Once united, now divided

Sarah Harris

The two organizations have been together since the 1980s and after arguing over this topic for 10 long years, Student Government Association has finally split from Student Programming Board.

SGA unanimously voted on Wednesday, Feb. 25 to remove SPB from its organization, beginning in the 2015-2016 academic year.

“This was not just an SGA move, this was made in coordination with SPB,” Carly Hviding, the SGA vice president for public relations said.

Vice president for programming is currently a dual position that serves SGA and SPB. The president of SPB has always been the VP of programming on the SGA executive board. The removal of this position is part of the split. They are also removing the programming committee in SGA and SPB is now autonomous so they can vote on their own constitutional changes.

The serious discussion of the split for the current SGA e-Board began last spring when SPB went over their by-laws. Whatever changes they made to their constitution, SGA had to vote on them to go through. Among the changes it wanted to make was how SPB chooses their e-board members. SPB wanted to change their by-laws so that to be eligible for the position of president, you would have already had to be an e-board member of SPB.

Hviding said this limited who could serve the student body on SGA.

“But as SGA was voting on it, we saw a problem with the fact that because that role also serves on SGA which serves a different purpose, it was filtering the number of people that could represent the entire student body on SGA’s five person e-board,” Hviding said. “So it was a concern to us, because it seemed like a filtering system into our organization.”

Danielle Imbriano, the Vice President for Programming felt SGA voting on their constitution had its pros and cons.

“That is effective because they can kind of open our eyes to certain things but also they don’t know all the ins-and-outs of what SPB needs to be a more effective organization,” Imbriano said. “So the autonomy will be back in SPB’s hands which will be helpful for their growth as well.”

Representatives from SGA and SPB came together as an ad hoc committee last semester and discussed how they see the future of these organizations and how they function.

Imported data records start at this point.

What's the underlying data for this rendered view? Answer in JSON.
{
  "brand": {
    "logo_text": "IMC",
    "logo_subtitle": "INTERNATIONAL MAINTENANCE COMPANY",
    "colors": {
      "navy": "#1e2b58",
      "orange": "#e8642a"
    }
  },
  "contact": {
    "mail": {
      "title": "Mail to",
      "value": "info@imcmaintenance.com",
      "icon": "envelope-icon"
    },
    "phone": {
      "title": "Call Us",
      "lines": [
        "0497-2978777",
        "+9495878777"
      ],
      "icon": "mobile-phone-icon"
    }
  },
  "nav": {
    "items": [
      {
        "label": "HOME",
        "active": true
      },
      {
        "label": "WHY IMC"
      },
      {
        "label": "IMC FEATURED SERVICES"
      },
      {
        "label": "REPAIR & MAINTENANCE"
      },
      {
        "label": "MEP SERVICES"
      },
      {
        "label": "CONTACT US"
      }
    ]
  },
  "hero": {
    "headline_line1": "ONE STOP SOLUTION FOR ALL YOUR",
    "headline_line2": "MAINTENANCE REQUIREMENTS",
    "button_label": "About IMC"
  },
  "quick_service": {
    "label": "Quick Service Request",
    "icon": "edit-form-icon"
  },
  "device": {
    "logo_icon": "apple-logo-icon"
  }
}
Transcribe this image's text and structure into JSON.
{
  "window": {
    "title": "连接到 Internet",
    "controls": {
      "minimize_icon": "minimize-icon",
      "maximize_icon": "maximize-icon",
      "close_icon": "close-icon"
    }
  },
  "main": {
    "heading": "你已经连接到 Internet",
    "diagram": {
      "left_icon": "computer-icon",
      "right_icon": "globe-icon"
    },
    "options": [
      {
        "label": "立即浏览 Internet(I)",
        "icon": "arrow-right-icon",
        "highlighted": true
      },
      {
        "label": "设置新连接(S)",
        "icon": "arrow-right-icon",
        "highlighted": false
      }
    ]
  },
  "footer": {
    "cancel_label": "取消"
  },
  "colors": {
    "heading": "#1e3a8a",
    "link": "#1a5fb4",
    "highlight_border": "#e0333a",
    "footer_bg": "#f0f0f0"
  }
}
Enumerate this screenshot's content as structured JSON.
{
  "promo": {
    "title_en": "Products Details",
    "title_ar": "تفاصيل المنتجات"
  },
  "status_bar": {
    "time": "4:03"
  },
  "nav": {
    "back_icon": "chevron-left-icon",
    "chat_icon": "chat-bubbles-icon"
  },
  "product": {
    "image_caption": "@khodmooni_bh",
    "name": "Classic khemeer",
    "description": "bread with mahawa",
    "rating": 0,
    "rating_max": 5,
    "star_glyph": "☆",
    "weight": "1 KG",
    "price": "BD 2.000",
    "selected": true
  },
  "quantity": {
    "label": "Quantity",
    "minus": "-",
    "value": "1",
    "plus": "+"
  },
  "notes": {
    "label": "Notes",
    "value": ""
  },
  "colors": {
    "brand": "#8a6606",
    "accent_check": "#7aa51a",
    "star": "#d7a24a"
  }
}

The two organizations began to wonder why they were even combined to begin with.

“It made us question ‘well why are we connected’ as two organizations with a common role and this person serving on both…so we had to explore this relationship and if it was a necessary connection,” Hviding said.

One thing that isn’t changing is the financial structure of SPB’s budget with SGA. SGA does not require SPB to submit a line by line item budget since it put on an abundance of programs. All other organizations must submit a line- by-line item budget.

“For SGA and SPB to function to serve the whole student body, because that is what we are charged by the university to do, SPB has to have special privileges within that policy,” Hviding said.

Hviding hopes both organizations continue to serve the student body as best as they can.

“Both organizations are really excited about this change. We worked together to come up with these solutions and we hope for the future that we maintain a relationship with SPB and we can all serve the students as best as possible,” Hviding said.

But as one position goes out, another one comes in.

SGA is voting on a new e-board position, Vice president for student experience, during an emergency meeting Wednesday, March 4. The reasoning for an emergency meeting is due to the timing of elections and how close they are.

This new position would be responsible for collecting student data and working for the student body.

“Essentially, it will make the Student Government Association run more efficiently for the student body because the vice president for programming position is really beneficial but this growth for a possible new position that will be voted on this week will make a position that can help more people out at the university,” Imbriano said.

The vice president for student experience would be an advocate of students organizations and involvement as well. It is very student-focused. The position will focus on student extracurriculars and the outside the classroom experience.

He or she would examine numbers such as the Lever report, a document that shows why people transfer from Quinnipiac. The vice president for student experience will find out what the school can do to lower that number. Certain projects that this position would take over is the potential coffee shop and bar on campus.

“It would be a more proactive position,” Hviding said. “A lot of the time SGA is working as a reactive position so people will bring in concerns to us and we react to them, this would be a proactive position of this is what students are saying, what can we do before it’s an issue.”